* [TASK DIRECTIONS]
Please reproduce the data exactly, excluding any pictures it contains.

* [SOURCE DATA]
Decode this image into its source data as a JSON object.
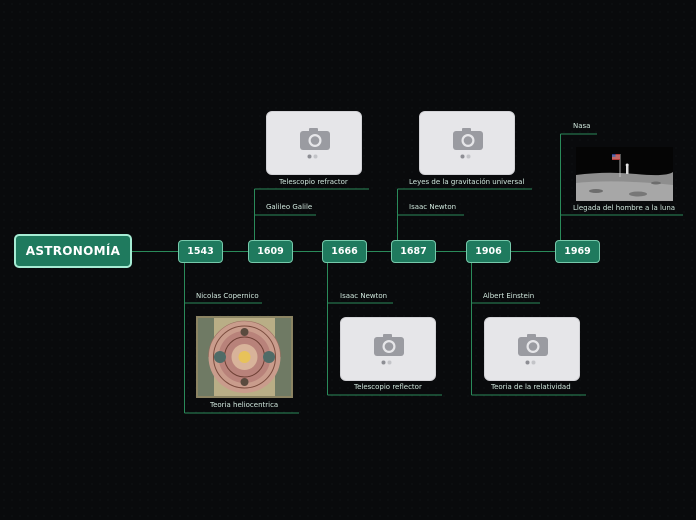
{
  "root": {
    "title": "ASTRONOMÍA"
  },
  "years": [
    "1543",
    "1609",
    "1666",
    "1687",
    "1906",
    "1969"
  ],
  "entries": {
    "y1543": {
      "person": "Nicolas Copernico",
      "topic": "Teoria heliocentrica"
    },
    "y1609": {
      "person": "Galileo Galile",
      "topic": "Telescopio refractor"
    },
    "y1666": {
      "person": "Isaac Newton",
      "topic": "Telescopio reflector"
    },
    "y1687": {
      "person": "Isaac Newton",
      "topic": "Leyes de la gravitación universal"
    },
    "y1906": {
      "person": "Albert Einstein",
      "topic": "Teoria de la relatividad"
    },
    "y1969": {
      "person": "Nasa",
      "topic": "Llegada del hombre a la luna"
    }
  },
  "colors": {
    "background": "#090a0c",
    "node_fill": "#1f7a5e",
    "node_border": "#a6ecd4",
    "connector": "#2a8a5a",
    "label_text": "#cfe6dc",
    "placeholder": "#e6e6e9"
  },
  "icons": [
    "camera-icon",
    "image-placeholder-dots-icon"
  ]
}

* [WRITTEN ANSWER]
Decode this image into its source data as a JSON object.
{
  "root": {
    "title": "ASTRONOMÍA"
  },
  "years": [
    "1543",
    "1609",
    "1666",
    "1687",
    "1906",
    "1969"
  ],
  "entries": {
    "y1543": {
      "person": "Nicolas Copernico",
      "topic": "Teoria heliocentrica"
    },
    "y1609": {
      "person": "Galileo Galile",
      "topic": "Telescopio refractor"
    },
    "y1666": {
      "person": "Isaac Newton",
      "topic": "Telescopio reflector"
    },
    "y1687": {
      "person": "Isaac Newton",
      "topic": "Leyes de la gravitación universal"
    },
    "y1906": {
      "person": "Albert Einstein",
      "topic": "Teoria de la relatividad"
    },
    "y1969": {
      "person": "Nasa",
      "topic": "Llegada del hombre a la luna"
    }
  },
  "colors": {
    "background": "#090a0c",
    "node_fill": "#1f7a5e",
    "node_border": "#a6ecd4",
    "connector": "#2a8a5a",
    "label_text": "#cfe6dc",
    "placeholder": "#e6e6e9"
  },
  "icons": [
    "camera-icon",
    "image-placeholder-dots-icon"
  ]
}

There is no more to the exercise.